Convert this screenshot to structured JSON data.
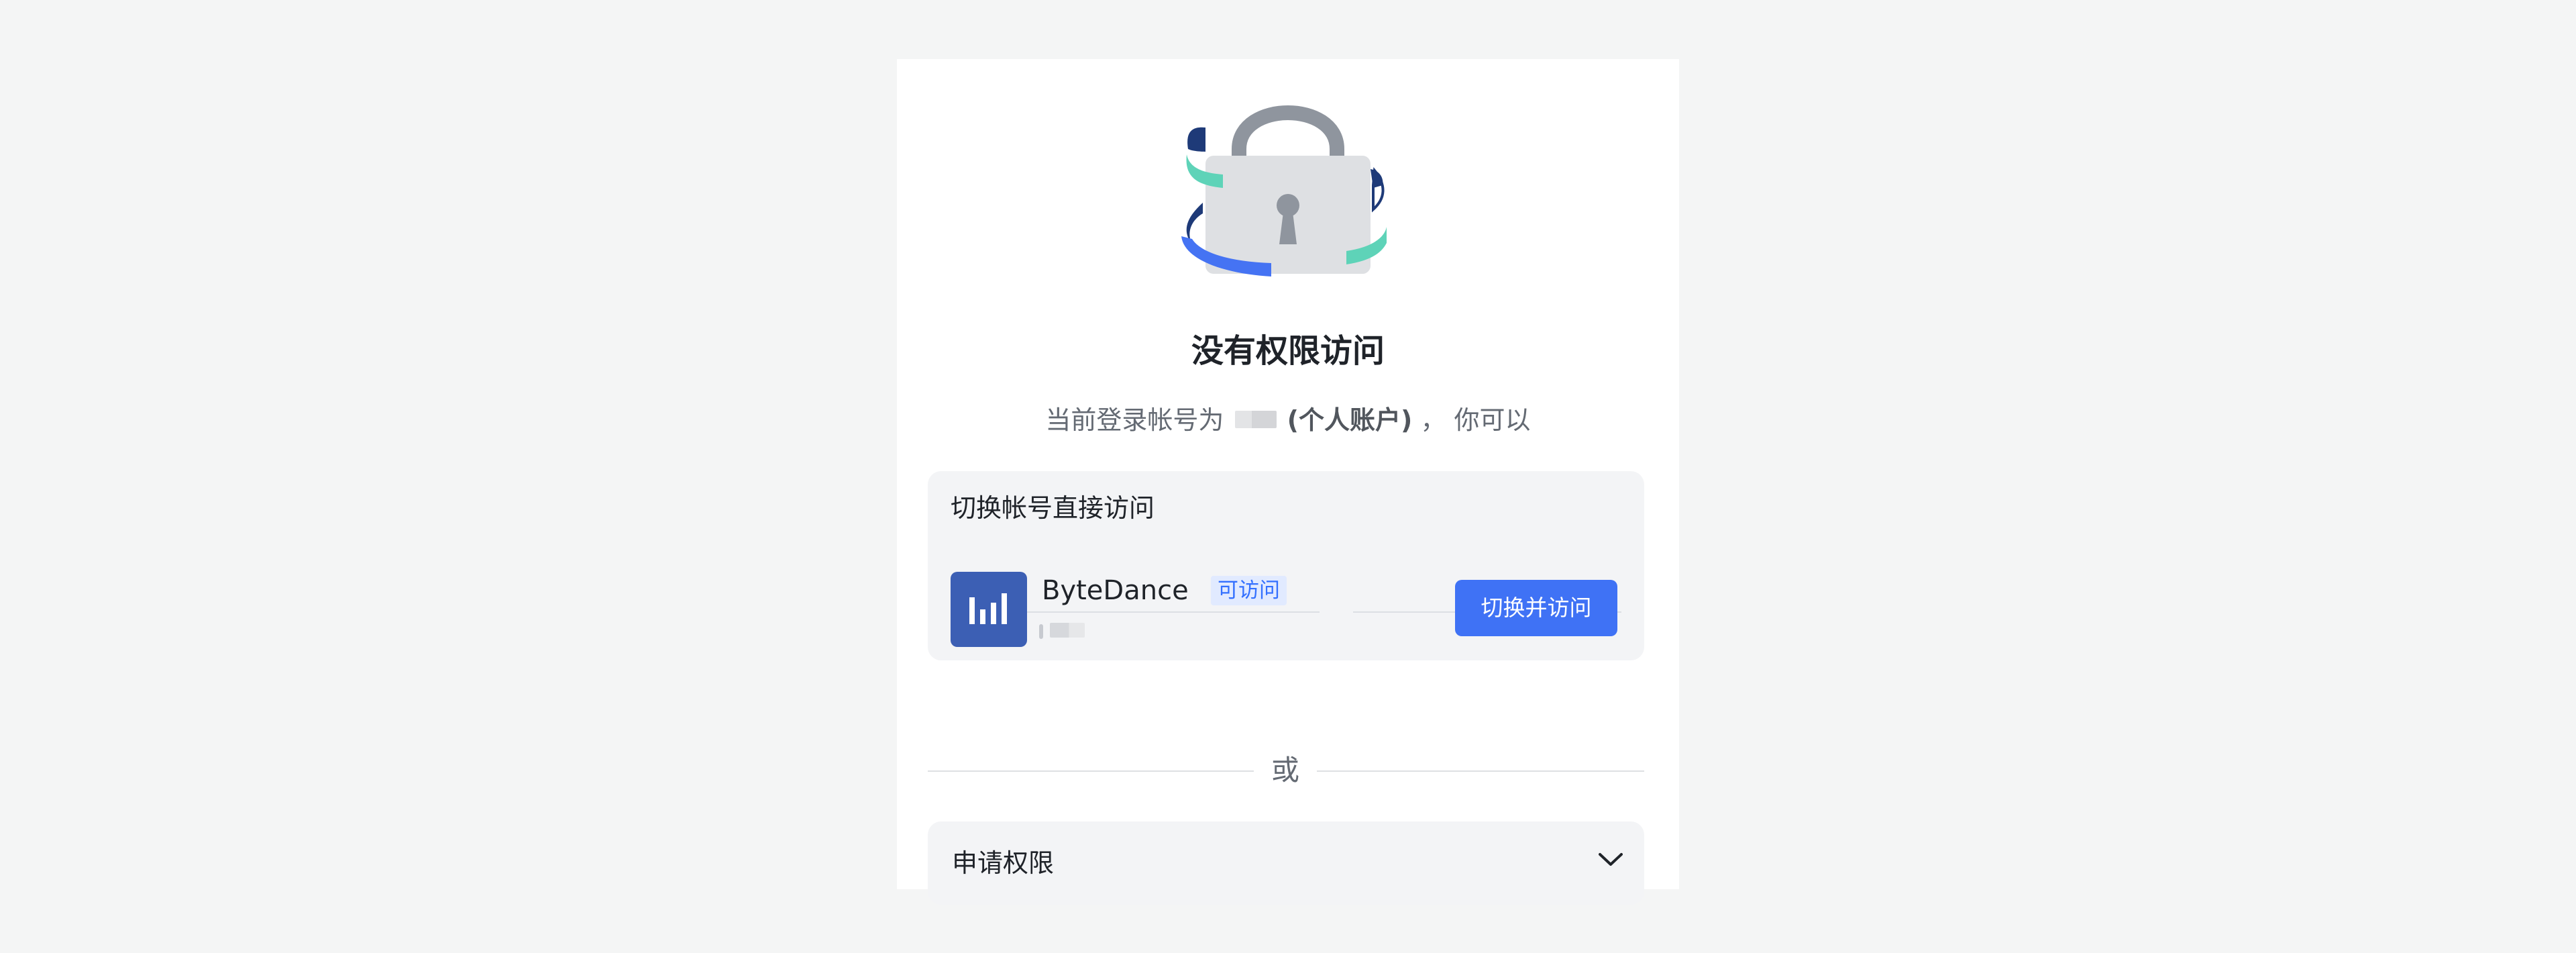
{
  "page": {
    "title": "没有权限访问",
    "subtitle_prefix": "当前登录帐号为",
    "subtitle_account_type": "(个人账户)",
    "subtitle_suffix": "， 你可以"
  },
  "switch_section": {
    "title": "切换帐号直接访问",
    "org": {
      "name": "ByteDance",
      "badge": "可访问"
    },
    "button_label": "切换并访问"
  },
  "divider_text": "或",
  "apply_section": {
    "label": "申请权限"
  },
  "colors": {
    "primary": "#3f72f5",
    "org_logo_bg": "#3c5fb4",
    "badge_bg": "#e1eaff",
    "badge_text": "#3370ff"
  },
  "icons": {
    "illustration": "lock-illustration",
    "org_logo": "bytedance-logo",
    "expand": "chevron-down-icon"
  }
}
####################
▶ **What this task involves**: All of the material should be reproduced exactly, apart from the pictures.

▶ **Your solution**:
Convert this screenshot to structured JSON data.
{
  "page": {
    "title": "没有权限访问",
    "subtitle_prefix": "当前登录帐号为",
    "subtitle_account_type": "(个人账户)",
    "subtitle_suffix": "， 你可以"
  },
  "switch_section": {
    "title": "切换帐号直接访问",
    "org": {
      "name": "ByteDance",
      "badge": "可访问"
    },
    "button_label": "切换并访问"
  },
  "divider_text": "或",
  "apply_section": {
    "label": "申请权限"
  },
  "colors": {
    "primary": "#3f72f5",
    "org_logo_bg": "#3c5fb4",
    "badge_bg": "#e1eaff",
    "badge_text": "#3370ff"
  },
  "icons": {
    "illustration": "lock-illustration",
    "org_logo": "bytedance-logo",
    "expand": "chevron-down-icon"
  }
}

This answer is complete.